WORK INSTRUCTIONS: An exact reproduction of each record is required.

GIVEN RECORDS:
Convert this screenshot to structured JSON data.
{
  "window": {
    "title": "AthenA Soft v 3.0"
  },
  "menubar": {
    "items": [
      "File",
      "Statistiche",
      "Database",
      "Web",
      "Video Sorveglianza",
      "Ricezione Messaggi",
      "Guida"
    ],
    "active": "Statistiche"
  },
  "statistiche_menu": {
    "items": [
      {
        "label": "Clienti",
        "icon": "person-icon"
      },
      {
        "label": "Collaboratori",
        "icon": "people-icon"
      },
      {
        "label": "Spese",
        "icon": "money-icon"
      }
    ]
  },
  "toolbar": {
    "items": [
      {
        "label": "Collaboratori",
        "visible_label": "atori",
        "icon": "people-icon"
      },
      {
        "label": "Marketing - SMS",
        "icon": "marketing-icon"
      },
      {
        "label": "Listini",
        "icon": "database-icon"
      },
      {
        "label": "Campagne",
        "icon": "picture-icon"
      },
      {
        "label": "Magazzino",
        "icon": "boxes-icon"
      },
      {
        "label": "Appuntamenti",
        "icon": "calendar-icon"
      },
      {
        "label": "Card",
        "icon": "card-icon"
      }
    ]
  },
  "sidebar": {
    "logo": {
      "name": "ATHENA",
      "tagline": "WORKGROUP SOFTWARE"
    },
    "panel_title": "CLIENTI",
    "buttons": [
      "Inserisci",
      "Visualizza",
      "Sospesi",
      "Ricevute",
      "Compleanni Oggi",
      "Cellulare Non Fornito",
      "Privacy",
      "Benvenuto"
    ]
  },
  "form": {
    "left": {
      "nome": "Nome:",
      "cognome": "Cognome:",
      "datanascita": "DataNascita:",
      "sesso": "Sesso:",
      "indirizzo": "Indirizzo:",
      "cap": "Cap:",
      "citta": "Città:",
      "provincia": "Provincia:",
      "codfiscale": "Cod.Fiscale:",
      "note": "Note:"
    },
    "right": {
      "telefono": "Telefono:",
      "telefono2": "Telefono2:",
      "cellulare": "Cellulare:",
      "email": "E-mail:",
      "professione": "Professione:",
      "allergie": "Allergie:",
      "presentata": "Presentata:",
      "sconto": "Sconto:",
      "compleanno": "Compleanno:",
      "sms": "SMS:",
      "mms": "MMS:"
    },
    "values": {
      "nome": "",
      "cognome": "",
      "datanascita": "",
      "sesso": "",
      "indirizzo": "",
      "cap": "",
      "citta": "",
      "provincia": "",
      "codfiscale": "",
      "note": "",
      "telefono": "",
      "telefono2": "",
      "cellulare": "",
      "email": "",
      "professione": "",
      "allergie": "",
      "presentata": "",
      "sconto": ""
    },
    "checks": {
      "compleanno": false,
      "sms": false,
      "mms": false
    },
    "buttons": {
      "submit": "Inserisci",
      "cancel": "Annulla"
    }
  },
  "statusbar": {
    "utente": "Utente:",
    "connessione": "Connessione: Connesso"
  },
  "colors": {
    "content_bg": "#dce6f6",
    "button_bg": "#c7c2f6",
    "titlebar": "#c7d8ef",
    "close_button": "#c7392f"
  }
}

EXERCISE RESULT:
Convert this screenshot to structured JSON data.
{
  "window": {
    "title": "AthenA Soft v 3.0"
  },
  "menubar": {
    "items": [
      "File",
      "Statistiche",
      "Database",
      "Web",
      "Video Sorveglianza",
      "Ricezione Messaggi",
      "Guida"
    ],
    "active": "Statistiche"
  },
  "statistiche_menu": {
    "items": [
      {
        "label": "Clienti",
        "icon": "person-icon"
      },
      {
        "label": "Collaboratori",
        "icon": "people-icon"
      },
      {
        "label": "Spese",
        "icon": "money-icon"
      }
    ]
  },
  "toolbar": {
    "items": [
      {
        "label": "Collaboratori",
        "visible_label": "atori",
        "icon": "people-icon"
      },
      {
        "label": "Marketing - SMS",
        "icon": "marketing-icon"
      },
      {
        "label": "Listini",
        "icon": "database-icon"
      },
      {
        "label": "Campagne",
        "icon": "picture-icon"
      },
      {
        "label": "Magazzino",
        "icon": "boxes-icon"
      },
      {
        "label": "Appuntamenti",
        "icon": "calendar-icon"
      },
      {
        "label": "Card",
        "icon": "card-icon"
      }
    ]
  },
  "sidebar": {
    "logo": {
      "name": "ATHENA",
      "tagline": "WORKGROUP SOFTWARE"
    },
    "panel_title": "CLIENTI",
    "buttons": [
      "Inserisci",
      "Visualizza",
      "Sospesi",
      "Ricevute",
      "Compleanni Oggi",
      "Cellulare Non Fornito",
      "Privacy",
      "Benvenuto"
    ]
  },
  "form": {
    "left": {
      "nome": "Nome:",
      "cognome": "Cognome:",
      "datanascita": "DataNascita:",
      "sesso": "Sesso:",
      "indirizzo": "Indirizzo:",
      "cap": "Cap:",
      "citta": "Città:",
      "provincia": "Provincia:",
      "codfiscale": "Cod.Fiscale:",
      "note": "Note:"
    },
    "right": {
      "telefono": "Telefono:",
      "telefono2": "Telefono2:",
      "cellulare": "Cellulare:",
      "email": "E-mail:",
      "professione": "Professione:",
      "allergie": "Allergie:",
      "presentata": "Presentata:",
      "sconto": "Sconto:",
      "compleanno": "Compleanno:",
      "sms": "SMS:",
      "mms": "MMS:"
    },
    "values": {
      "nome": "",
      "cognome": "",
      "datanascita": "",
      "sesso": "",
      "indirizzo": "",
      "cap": "",
      "citta": "",
      "provincia": "",
      "codfiscale": "",
      "note": "",
      "telefono": "",
      "telefono2": "",
      "cellulare": "",
      "email": "",
      "professione": "",
      "allergie": "",
      "presentata": "",
      "sconto": ""
    },
    "checks": {
      "compleanno": false,
      "sms": false,
      "mms": false
    },
    "buttons": {
      "submit": "Inserisci",
      "cancel": "Annulla"
    }
  },
  "statusbar": {
    "utente": "Utente:",
    "connessione": "Connessione: Connesso"
  },
  "colors": {
    "content_bg": "#dce6f6",
    "button_bg": "#c7c2f6",
    "titlebar": "#c7d8ef",
    "close_button": "#c7392f"
  }
}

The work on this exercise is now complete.